Analyzing the Systemic Response
Using concepts from evolutionary medicine, he then introduced the idea that the neuroendocrine immune network has been positively selected to serve short-lived inflammation (e.g., infectious diseases). He rejected the notion that genes have been positively selected for CIDs over time and emphasized that the genes linked to rheumatic diseases (such as HLA DR4) are for short-lived inflammatory reactions (for example, to overcome Dengue hemorrhagic fever).
According to Dr. Straub’s theory, interactions of the immune, nervous, and endocrine systems are necessary for energy and volume regulation and are positively selected for acute short-lived inflammation.
In systemic disease sequelae of CIDs, he said, important adaptive programs are switched on to support acute, but not chronic, energy-consuming inflammation, and this has desolate consequences for the rest of the body.
“When inflammation occurs, the immune system is demanding energy-rich fuels and stops the other supersystem. This demand reaction has been positively selected to overcome infectious diseases,” he said. “Long-term use of the demand reaction leads to unwanted disease sequelae in chronically inflamed patients.”
He walked participants through a number of examples to illustrate these desolate consequences or disease sequelae of CIDs when adaptive programs are switched on over the long term (see Table 1).
Energy Demand: The Unifying Concept
These examples of disease sequelae of CIDs highlight the central theme of Dr. Straub’s hypothesis. “Energy homeostasis is the common denominator of the systemic disease sequelae in chronic inflammatory disease,” he said.

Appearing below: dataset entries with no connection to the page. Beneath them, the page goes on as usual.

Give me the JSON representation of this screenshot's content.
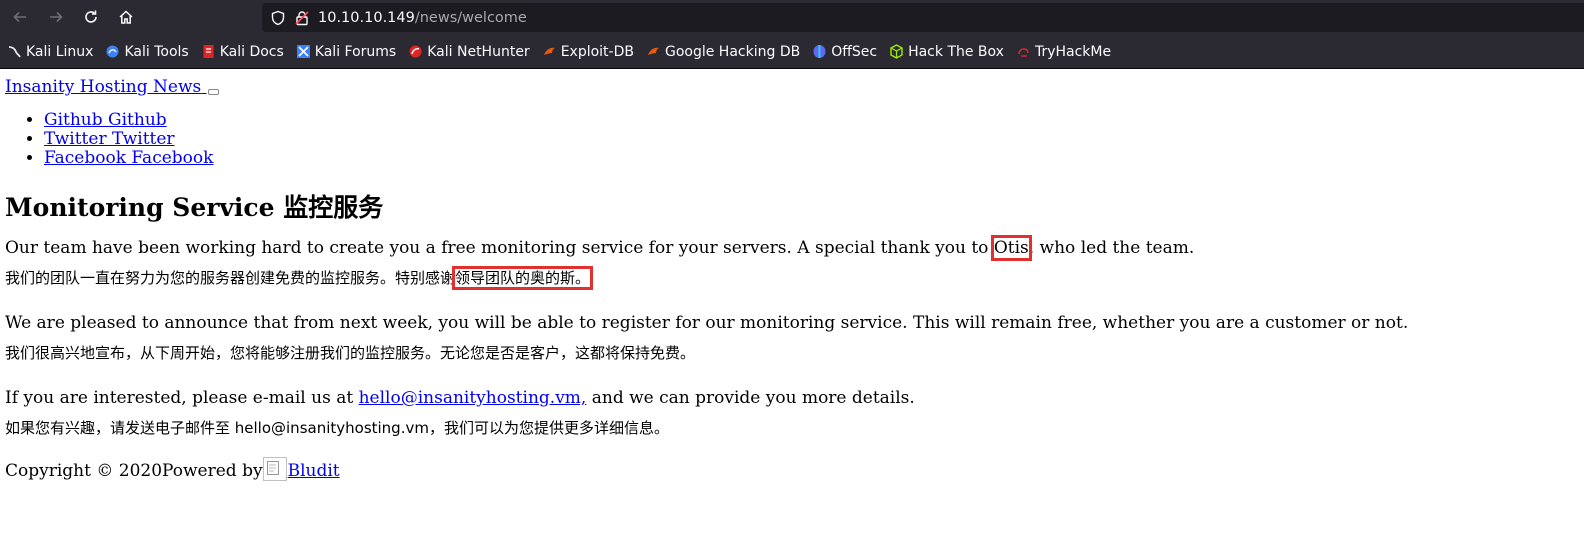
{
  "browser": {
    "url_host": "10.10.10.149",
    "url_path": "/news/welcome",
    "bookmarks": [
      {
        "label": "Kali Linux",
        "color": "#e8e8e8"
      },
      {
        "label": "Kali Tools",
        "color": "#3b82f6"
      },
      {
        "label": "Kali Docs",
        "color": "#dc2626"
      },
      {
        "label": "Kali Forums",
        "color": "#3b82f6"
      },
      {
        "label": "Kali NetHunter",
        "color": "#dc2626"
      },
      {
        "label": "Exploit-DB",
        "color": "#ea580c"
      },
      {
        "label": "Google Hacking DB",
        "color": "#ea580c"
      },
      {
        "label": "OffSec",
        "color": "#6366f1"
      },
      {
        "label": "Hack The Box",
        "color": "#9fef00"
      },
      {
        "label": "TryHackMe",
        "color": "#dc2626"
      }
    ]
  },
  "site": {
    "brand": "Insanity Hosting News",
    "social": [
      "Github Github",
      "Twitter Twitter",
      "Facebook Facebook"
    ]
  },
  "article": {
    "title": "Monitoring Service 监控服务",
    "p1_en_before": "Our team have been working hard to create you a free monitoring service for your servers. A special thank you to ",
    "p1_en_highlight": "Otis",
    "p1_en_after": ", who led the team.",
    "p1_cn_before": "我们的团队一直在努力为您的服务器创建免费的监控服务。特别感谢",
    "p1_cn_highlight": "领导团队的奥的斯。",
    "p2_en": "We are pleased to announce that from next week, you will be able to register for our monitoring service. This will remain free, whether you are a customer or not.",
    "p2_cn": "我们很高兴地宣布，从下周开始，您将能够注册我们的监控服务。无论您是否是客户，这都将保持免费。",
    "p3_en_before": "If you are interested, please e-mail us at ",
    "p3_email": "hello@insanityhosting.vm,",
    "p3_en_after": " and we can provide you more details.",
    "p3_cn": "如果您有兴趣，请发送电子邮件至 hello@insanityhosting.vm，我们可以为您提供更多详细信息。"
  },
  "footer": {
    "copyright": "Copyright © 2020Powered by",
    "powered_link": "Bludit"
  },
  "colors": {
    "highlight_box": "#e03030",
    "link": "#0000ee",
    "chrome_bg": "#2b2a33"
  }
}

He ended his talk by highlighting data that show that even slight increases in serum IL-6 elevates energy expenditure and starts the energy appeal reaction in humans, and that gradual increases in serum IL-6 occur naturally as people age. In people with chronic inflammatory diseases, however, this gradual increase is escalated and results in accelerated aging and premature age-related diseases.
For Dr. Straub, the new model or hypothesis emphasizes the importance of inflammation and controlling it. His key message to clinicians: “Keep inflammation as low as possible in order to stop the energy-demanding immune system,” he said, with the desired aim to achieve a C-reactive protein target in the normal range.